§ **How to complete this task**
Omit every picture. Return all other data as it stands.

··· Entries shown ···

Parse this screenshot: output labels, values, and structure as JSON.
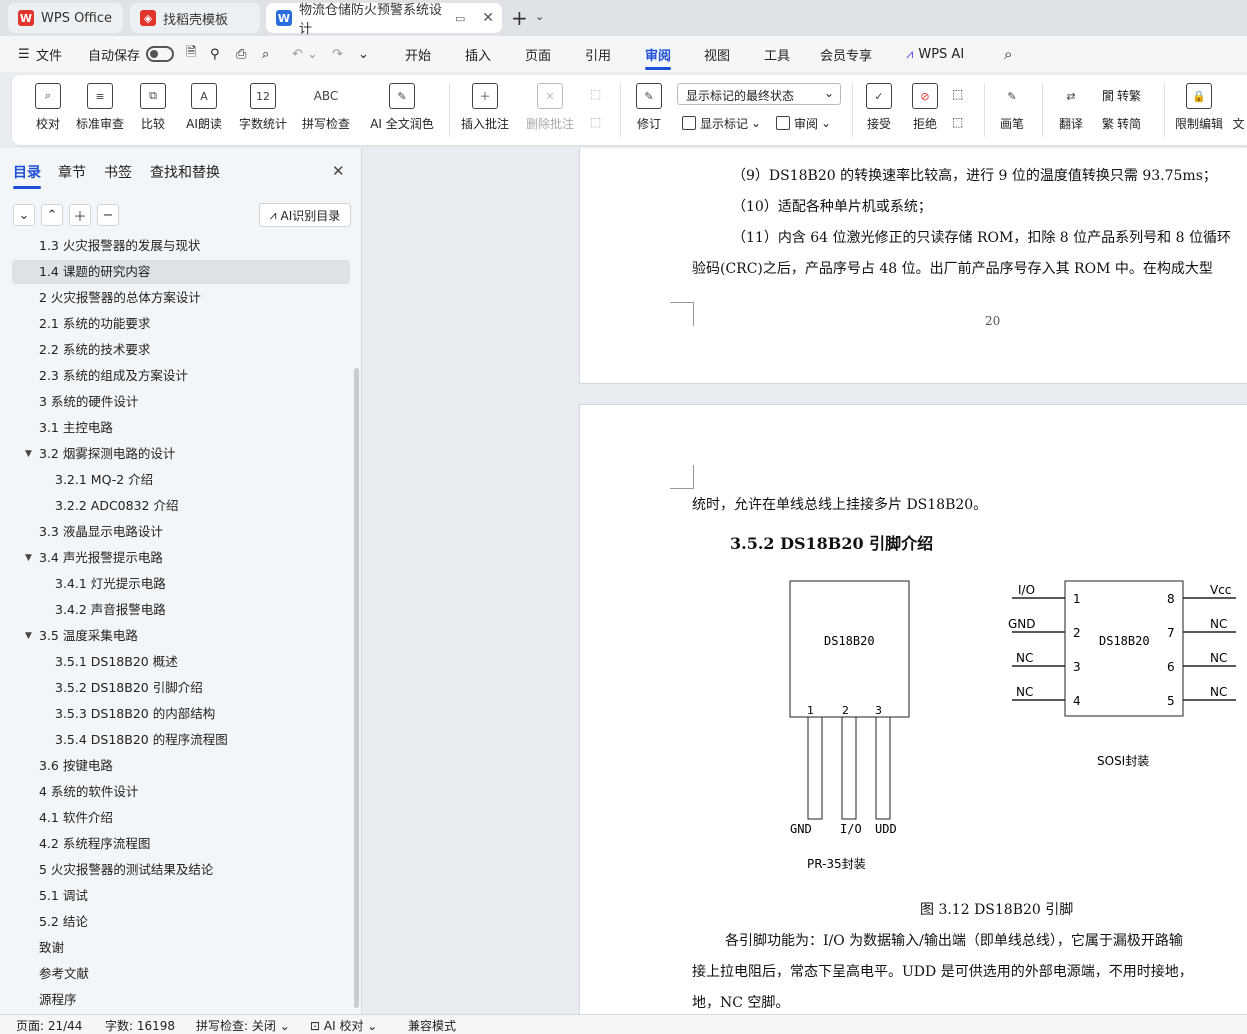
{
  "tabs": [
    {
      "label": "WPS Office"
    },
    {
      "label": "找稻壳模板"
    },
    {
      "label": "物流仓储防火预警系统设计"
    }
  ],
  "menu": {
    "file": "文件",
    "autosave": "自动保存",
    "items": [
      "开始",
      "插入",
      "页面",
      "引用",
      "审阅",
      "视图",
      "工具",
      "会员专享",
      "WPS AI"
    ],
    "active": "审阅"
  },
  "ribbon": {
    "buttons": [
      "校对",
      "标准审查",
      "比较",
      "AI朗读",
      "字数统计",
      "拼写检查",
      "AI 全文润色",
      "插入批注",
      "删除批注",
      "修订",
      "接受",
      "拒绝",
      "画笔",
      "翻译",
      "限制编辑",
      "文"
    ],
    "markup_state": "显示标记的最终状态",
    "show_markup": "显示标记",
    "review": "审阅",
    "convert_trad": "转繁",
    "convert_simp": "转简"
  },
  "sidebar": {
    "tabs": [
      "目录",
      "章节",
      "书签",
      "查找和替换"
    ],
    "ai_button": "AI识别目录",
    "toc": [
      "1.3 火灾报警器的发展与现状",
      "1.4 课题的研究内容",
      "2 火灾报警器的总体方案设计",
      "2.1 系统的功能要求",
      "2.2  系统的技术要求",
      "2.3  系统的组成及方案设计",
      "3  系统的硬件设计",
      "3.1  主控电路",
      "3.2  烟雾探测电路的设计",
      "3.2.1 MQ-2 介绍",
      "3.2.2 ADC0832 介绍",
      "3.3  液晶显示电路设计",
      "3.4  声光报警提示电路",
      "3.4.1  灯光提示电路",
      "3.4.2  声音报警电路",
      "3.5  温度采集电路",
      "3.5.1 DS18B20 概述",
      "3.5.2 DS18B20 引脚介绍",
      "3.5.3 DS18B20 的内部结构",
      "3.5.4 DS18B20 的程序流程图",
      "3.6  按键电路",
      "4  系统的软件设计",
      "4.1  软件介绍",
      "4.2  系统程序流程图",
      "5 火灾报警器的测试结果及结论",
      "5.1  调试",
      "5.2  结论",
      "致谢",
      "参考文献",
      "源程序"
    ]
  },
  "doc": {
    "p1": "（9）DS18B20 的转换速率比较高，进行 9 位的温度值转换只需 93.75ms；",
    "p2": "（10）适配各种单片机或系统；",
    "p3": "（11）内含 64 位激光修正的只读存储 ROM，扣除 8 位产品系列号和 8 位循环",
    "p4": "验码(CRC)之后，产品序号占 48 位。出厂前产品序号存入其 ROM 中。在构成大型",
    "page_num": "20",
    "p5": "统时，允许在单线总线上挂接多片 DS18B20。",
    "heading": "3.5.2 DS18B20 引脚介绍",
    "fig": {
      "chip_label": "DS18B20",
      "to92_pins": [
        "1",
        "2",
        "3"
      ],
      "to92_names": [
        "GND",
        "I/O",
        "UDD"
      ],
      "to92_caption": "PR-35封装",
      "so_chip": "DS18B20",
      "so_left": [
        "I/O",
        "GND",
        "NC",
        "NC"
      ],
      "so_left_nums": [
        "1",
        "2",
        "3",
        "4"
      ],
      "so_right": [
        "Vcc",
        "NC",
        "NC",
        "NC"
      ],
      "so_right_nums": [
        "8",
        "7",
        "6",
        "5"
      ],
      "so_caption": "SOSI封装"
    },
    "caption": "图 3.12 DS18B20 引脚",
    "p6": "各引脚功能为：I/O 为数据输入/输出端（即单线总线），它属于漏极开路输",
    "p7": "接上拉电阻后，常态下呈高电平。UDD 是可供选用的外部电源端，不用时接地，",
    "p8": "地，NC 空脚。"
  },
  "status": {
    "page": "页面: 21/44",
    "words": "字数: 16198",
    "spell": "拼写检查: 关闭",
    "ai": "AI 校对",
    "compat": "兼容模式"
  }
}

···

§ **Output for this task**
Parse this screenshot: output labels, values, and structure as JSON.
{
  "tabs": [
    {
      "label": "WPS Office"
    },
    {
      "label": "找稻壳模板"
    },
    {
      "label": "物流仓储防火预警系统设计"
    }
  ],
  "menu": {
    "file": "文件",
    "autosave": "自动保存",
    "items": [
      "开始",
      "插入",
      "页面",
      "引用",
      "审阅",
      "视图",
      "工具",
      "会员专享",
      "WPS AI"
    ],
    "active": "审阅"
  },
  "ribbon": {
    "buttons": [
      "校对",
      "标准审查",
      "比较",
      "AI朗读",
      "字数统计",
      "拼写检查",
      "AI 全文润色",
      "插入批注",
      "删除批注",
      "修订",
      "接受",
      "拒绝",
      "画笔",
      "翻译",
      "限制编辑",
      "文"
    ],
    "markup_state": "显示标记的最终状态",
    "show_markup": "显示标记",
    "review": "审阅",
    "convert_trad": "转繁",
    "convert_simp": "转简"
  },
  "sidebar": {
    "tabs": [
      "目录",
      "章节",
      "书签",
      "查找和替换"
    ],
    "ai_button": "AI识别目录",
    "toc": [
      "1.3 火灾报警器的发展与现状",
      "1.4 课题的研究内容",
      "2 火灾报警器的总体方案设计",
      "2.1 系统的功能要求",
      "2.2  系统的技术要求",
      "2.3  系统的组成及方案设计",
      "3  系统的硬件设计",
      "3.1  主控电路",
      "3.2  烟雾探测电路的设计",
      "3.2.1 MQ-2 介绍",
      "3.2.2 ADC0832 介绍",
      "3.3  液晶显示电路设计",
      "3.4  声光报警提示电路",
      "3.4.1  灯光提示电路",
      "3.4.2  声音报警电路",
      "3.5  温度采集电路",
      "3.5.1 DS18B20 概述",
      "3.5.2 DS18B20 引脚介绍",
      "3.5.3 DS18B20 的内部结构",
      "3.5.4 DS18B20 的程序流程图",
      "3.6  按键电路",
      "4  系统的软件设计",
      "4.1  软件介绍",
      "4.2  系统程序流程图",
      "5 火灾报警器的测试结果及结论",
      "5.1  调试",
      "5.2  结论",
      "致谢",
      "参考文献",
      "源程序"
    ]
  },
  "doc": {
    "p1": "（9）DS18B20 的转换速率比较高，进行 9 位的温度值转换只需 93.75ms；",
    "p2": "（10）适配各种单片机或系统；",
    "p3": "（11）内含 64 位激光修正的只读存储 ROM，扣除 8 位产品系列号和 8 位循环",
    "p4": "验码(CRC)之后，产品序号占 48 位。出厂前产品序号存入其 ROM 中。在构成大型",
    "page_num": "20",
    "p5": "统时，允许在单线总线上挂接多片 DS18B20。",
    "heading": "3.5.2 DS18B20 引脚介绍",
    "fig": {
      "chip_label": "DS18B20",
      "to92_pins": [
        "1",
        "2",
        "3"
      ],
      "to92_names": [
        "GND",
        "I/O",
        "UDD"
      ],
      "to92_caption": "PR-35封装",
      "so_chip": "DS18B20",
      "so_left": [
        "I/O",
        "GND",
        "NC",
        "NC"
      ],
      "so_left_nums": [
        "1",
        "2",
        "3",
        "4"
      ],
      "so_right": [
        "Vcc",
        "NC",
        "NC",
        "NC"
      ],
      "so_right_nums": [
        "8",
        "7",
        "6",
        "5"
      ],
      "so_caption": "SOSI封装"
    },
    "caption": "图 3.12 DS18B20 引脚",
    "p6": "各引脚功能为：I/O 为数据输入/输出端（即单线总线），它属于漏极开路输",
    "p7": "接上拉电阻后，常态下呈高电平。UDD 是可供选用的外部电源端，不用时接地，",
    "p8": "地，NC 空脚。"
  },
  "status": {
    "page": "页面: 21/44",
    "words": "字数: 16198",
    "spell": "拼写检查: 关闭",
    "ai": "AI 校对",
    "compat": "兼容模式"
  }
}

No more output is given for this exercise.